'It is also a remarkable fact that in disappearance of the Tsova-Tush (Batsb) language, the role of human factor should be eliminated. The indifference towards the above matter could be explained by their Georgian consciousness. They are the organic part of the Georgian nation and do not differ from other Georgians with their traditions, customs and habits and mentality.'

References[edit]

  1. ^ a b c d e Viires, Ants. The Red Book of Peoples of the Russian Empire. Bats entry. Available online: http://www.eki.ee/books/redbook/bats.shtml
  2. ^ Johanna Nichols, ibid.
  3. ^ Makalatia, Sergi, Tusheti, Tbilisi: Komunistis Stamba, 1933
  4. ^ Georges Charachidze, Le système religieux de la Géorgie païenne — Analyse structurale d’une civilisation, Paris: François Maspero, 1968 (reprinted by La Découverte, 2001)
  5. ^ NICHOLS, Johanna, "The Origin of the Chechen and Ingush: A Study in Alpine Linguistic and Ethnic Geography", Anthropological Linguistics, Vol. 46, No. 2, 2004.
  6. ^ 15 and 20(c) in ALLEN, W.E.D. (Ed.), Russian Embassies to the Georgian Kings – 1589–1605, The Hakluyt Society, Second Series No. CXXXVIII, Cambridge University Press, 1970
  7. ^ Jaimoukha, Amjad. The Chechens: A Handbook. Routledge Curzon: Oxon, 2005. Page 30. "The Kakh(etians), who used to call themselves Kabatsas and their territory Kakh-Batsa, were surrounded by Nakh tribes and were themselves thought to be Tushians of Nakh extraction. The eighteenth-century historian Vakhushti asserted that the Kakh considered the Gligvs, Dzurdzuks and Kist as their ethnic kin."
  8. ^ Джавахишвили И. А. Введение в историю грузинского народа. кн.1, Тбилиси, 1950, page.47-49
  9. ^ Ахмадов, Шарпудин Бачуевич (2002). Чечня и Ингушетия в ХVIII - начале XIX века. Elista: "Джангар", АПП. p. 52. ISBN 5-94587-072-2. 
  10. ^ Гаджиева В. Г. Сочинение И. Гербера Описание стран и народов между Астраханью и рекою Курой находящихся, М, 1979, page.55.
  11. ^ Topshishvili, Prof. Roland, The Tsova-Tushs (the Batsbs), study published as part of the University of Frankfurt's ECLING project, available online: http://www.nplg.gov.ge/dlibrary/coll/0001/000070
  12. ^ Johanna Nichols, "The Origin of the Chechen and Ingush: A Study in Alpine Linguistic and Ethnic Geography", in Anthropological Linguistics, Vol. 46, No. 2, 2004
  13. ^ Güldenstädt, Johann Anton. Reisen durch Rußland und im Caucasischen Gebürge. 2 Volumes, Imperial Russian Academy of Sciences, St. Petersburg: 1787. pp. 376-378 of Volume 1. (An updated, re-edited version of Güldenstädt's Reisen was also published by Julius Klaproth in the "Verlage der Stuhrschen Buchhandlung" in 1834, under the title Dr. J.A. Güldenstädts Beschreibung der kaukasischen Länder — Aus seinen Papieren gänzlich umgearbeitet, verbessert herausgegeben und mit erklärenden Anmerkungen begleitet von Julius Klaproth.)
  14. ^ Radde, Dr. Gustav, Die Chews'uren und ihr Land — ein monographischer Versuch untersucht im Sommer 1876, Cassel: 1878

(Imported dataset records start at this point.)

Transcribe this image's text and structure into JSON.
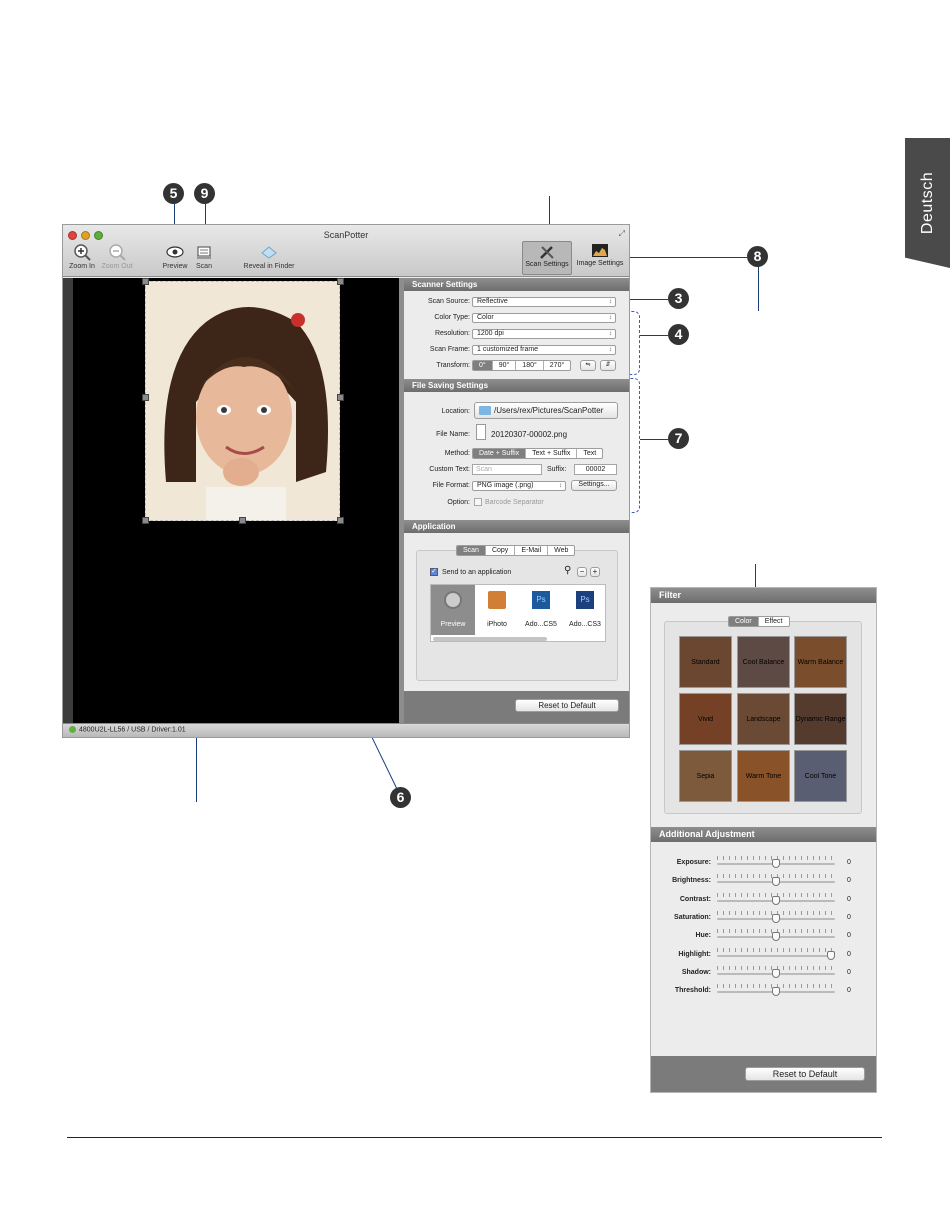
{
  "side_tab": {
    "label": "Deutsch"
  },
  "window": {
    "title": "ScanPotter",
    "toolbar": {
      "zoom_in": "Zoom In",
      "zoom_out": "Zoom Out",
      "preview": "Preview",
      "scan": "Scan",
      "reveal": "Reveal in Finder",
      "scan_settings": "Scan Settings",
      "image_settings": "Image Settings"
    },
    "status": "4800U2L-LL56 / USB / Driver:1.01"
  },
  "scanner_settings": {
    "header": "Scanner Settings",
    "scan_source_label": "Scan Source:",
    "scan_source_value": "Reflective",
    "color_type_label": "Color Type:",
    "color_type_value": "Color",
    "resolution_label": "Resolution:",
    "resolution_value": "1200 dpi",
    "scan_frame_label": "Scan Frame:",
    "scan_frame_value": "1 customized frame",
    "transform_label": "Transform:",
    "transform_options": [
      "0°",
      "90°",
      "180°",
      "270°"
    ]
  },
  "file_saving": {
    "header": "File Saving Settings",
    "location_label": "Location:",
    "location_value": "/Users/rex/Pictures/ScanPotter",
    "file_name_label": "File Name:",
    "file_name_value": "20120307-00002.png",
    "method_label": "Method:",
    "method_options": [
      "Date + Suffix",
      "Text + Suffix",
      "Text"
    ],
    "custom_text_label": "Custom Text:",
    "custom_text_placeholder": "Scan",
    "suffix_label": "Suffix:",
    "suffix_value": "00002",
    "file_format_label": "File Format:",
    "file_format_value": "PNG image (.png)",
    "settings_button": "Settings...",
    "option_label": "Option:",
    "barcode_label": "Barcode Separator"
  },
  "application": {
    "header": "Application",
    "tabs": [
      "Scan",
      "Copy",
      "E-Mail",
      "Web"
    ],
    "send_to_label": "Send to an application",
    "apps": [
      "Preview",
      "iPhoto",
      "Ado...CS5",
      "Ado...CS3"
    ],
    "reset_button": "Reset to Default"
  },
  "callouts": [
    "5",
    "9",
    "3",
    "4",
    "7",
    "8",
    "6"
  ],
  "filter": {
    "header": "Filter",
    "tabs": [
      "Color",
      "Effect"
    ],
    "thumbs": [
      "Standard",
      "Cool Balance",
      "Warm Balance",
      "Vivid",
      "Landscape",
      "Dynamic Range",
      "Sepia",
      "Warm Tone",
      "Cool Tone"
    ],
    "additional_header": "Additional Adjustment",
    "adjustments": [
      {
        "label": "Exposure:",
        "value": "0",
        "level": 0.5
      },
      {
        "label": "Brightness:",
        "value": "0",
        "level": 0.5
      },
      {
        "label": "Contrast:",
        "value": "0",
        "level": 0.5
      },
      {
        "label": "Saturation:",
        "value": "0",
        "level": 0.5
      },
      {
        "label": "Hue:",
        "value": "0",
        "level": 0.5
      },
      {
        "label": "Highlight:",
        "value": "0",
        "level": 1.0
      },
      {
        "label": "Shadow:",
        "value": "0",
        "level": 0.5
      },
      {
        "label": "Threshold:",
        "value": "0",
        "level": 0.5
      }
    ],
    "reset_button": "Reset to Default"
  }
}
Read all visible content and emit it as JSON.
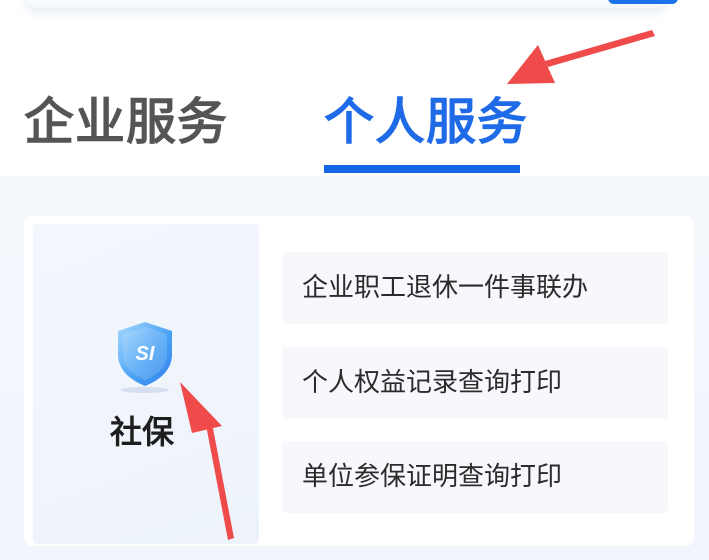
{
  "tabs": [
    {
      "label": "企业服务",
      "active": false
    },
    {
      "label": "个人服务",
      "active": true
    }
  ],
  "category": {
    "label": "社保",
    "icon": "shield-si-icon",
    "icon_text": "SI"
  },
  "services": [
    {
      "label": "企业职工退休一件事联办"
    },
    {
      "label": "个人权益记录查询打印"
    },
    {
      "label": "单位参保证明查询打印"
    }
  ],
  "colors": {
    "accent": "#1667e6",
    "annotation": "#f04b4b",
    "inactive_tab": "#555555"
  }
}
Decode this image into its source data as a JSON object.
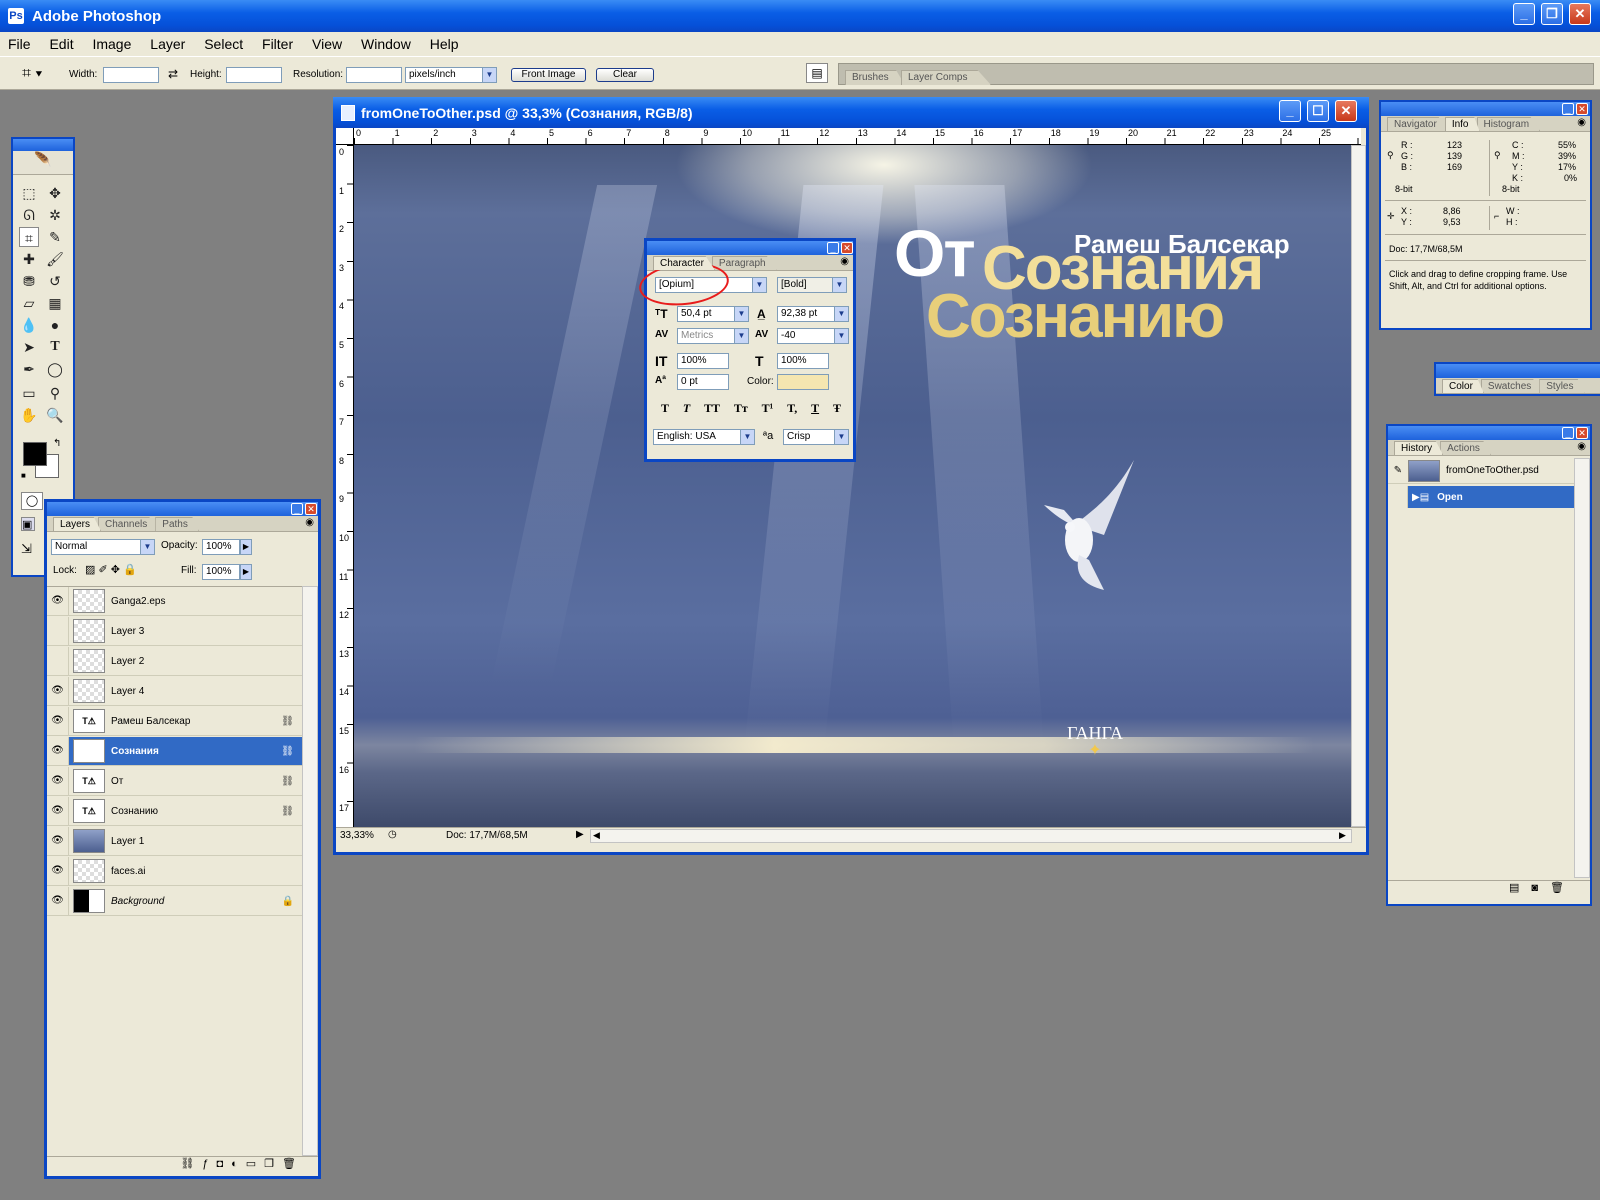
{
  "app": {
    "title": "Adobe Photoshop"
  },
  "menu": [
    "File",
    "Edit",
    "Image",
    "Layer",
    "Select",
    "Filter",
    "View",
    "Window",
    "Help"
  ],
  "options_bar": {
    "width_label": "Width:",
    "height_label": "Height:",
    "resolution_label": "Resolution:",
    "units": "pixels/inch",
    "front_image": "Front Image",
    "clear": "Clear",
    "well_tabs": [
      "Brushes",
      "Layer Comps"
    ]
  },
  "document": {
    "title": "fromOneToOther.psd @ 33,3% (Сознания, RGB/8)",
    "zoom": "33,33%",
    "doc_size": "Doc: 17,7M/68,5M",
    "ruler_h": [
      "0",
      "1",
      "2",
      "3",
      "4",
      "5",
      "6",
      "7",
      "8",
      "9",
      "10",
      "11",
      "12",
      "13",
      "14",
      "15",
      "16",
      "17",
      "18",
      "19",
      "20",
      "21",
      "22",
      "23",
      "24",
      "25"
    ],
    "ruler_v": [
      "0",
      "1",
      "2",
      "3",
      "4",
      "5",
      "6",
      "7",
      "8",
      "9",
      "10",
      "11",
      "12",
      "13",
      "14",
      "15",
      "16",
      "17"
    ],
    "art": {
      "author": "Рамеш Балсекар",
      "word1": "От",
      "word2": "Сознания",
      "word3": "Сознанию",
      "logo": "ГАНГА"
    }
  },
  "character_panel": {
    "tabs": [
      "Character",
      "Paragraph"
    ],
    "font_family": "[Opium]",
    "font_style": "[Bold]",
    "size": "50,4 pt",
    "leading": "92,38 pt",
    "kerning": "Metrics",
    "tracking": "-40",
    "v_scale": "100%",
    "h_scale": "100%",
    "baseline": "0 pt",
    "color_label": "Color:",
    "color_value": "#f5e6b0",
    "style_buttons": [
      "T",
      "T",
      "TT",
      "Tт",
      "T¹",
      "T,",
      "T",
      "Ŧ"
    ],
    "language": "English: USA",
    "aa_label": "ªa",
    "antialias": "Crisp"
  },
  "layers_panel": {
    "tabs": [
      "Layers",
      "Channels",
      "Paths"
    ],
    "blend_mode": "Normal",
    "opacity_label": "Opacity:",
    "opacity": "100%",
    "lock_label": "Lock:",
    "fill_label": "Fill:",
    "fill": "100%",
    "layers": [
      {
        "name": "Ganga2.eps",
        "visible": true
      },
      {
        "name": "Layer 3",
        "visible": false
      },
      {
        "name": "Layer 2",
        "visible": false
      },
      {
        "name": "Layer 4",
        "visible": true
      },
      {
        "name": "Рамеш Балсекар",
        "visible": true,
        "text": true
      },
      {
        "name": "Сознания",
        "visible": true,
        "text": true,
        "selected": true
      },
      {
        "name": "От",
        "visible": true,
        "text": true
      },
      {
        "name": "Сознанию",
        "visible": true,
        "text": true
      },
      {
        "name": "Layer 1",
        "visible": true
      },
      {
        "name": "faces.ai",
        "visible": true
      },
      {
        "name": "Background",
        "visible": true,
        "locked": true
      }
    ]
  },
  "info_panel": {
    "tabs": [
      "Navigator",
      "Info",
      "Histogram"
    ],
    "r_label": "R :",
    "r": "123",
    "g_label": "G :",
    "g": "139",
    "b_label": "B :",
    "b": "169",
    "c_label": "C :",
    "c": "55%",
    "m_label": "M :",
    "m": "39%",
    "y_label": "Y :",
    "y": "17%",
    "k_label": "K :",
    "k": "0%",
    "bit_left": "8-bit",
    "bit_right": "8-bit",
    "x_label": "X :",
    "x": "8,86",
    "ylab": "Y :",
    "yv": "9,53",
    "w_label": "W :",
    "h_label": "H :",
    "doc": "Doc: 17,7M/68,5M",
    "hint": "Click and drag to define cropping frame. Use Shift, Alt, and Ctrl for additional options."
  },
  "color_panel": {
    "tabs": [
      "Color",
      "Swatches",
      "Styles"
    ]
  },
  "history_panel": {
    "tabs": [
      "History",
      "Actions"
    ],
    "snapshot": "fromOneToOther.psd",
    "step": "Open"
  }
}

External links[edit]

  • Batsav.Com, a site mainly dedicated to the Tsova-Tush with significant information on other Caucasian peoples.
  • YouTube, a video recording of a song in Batsbur.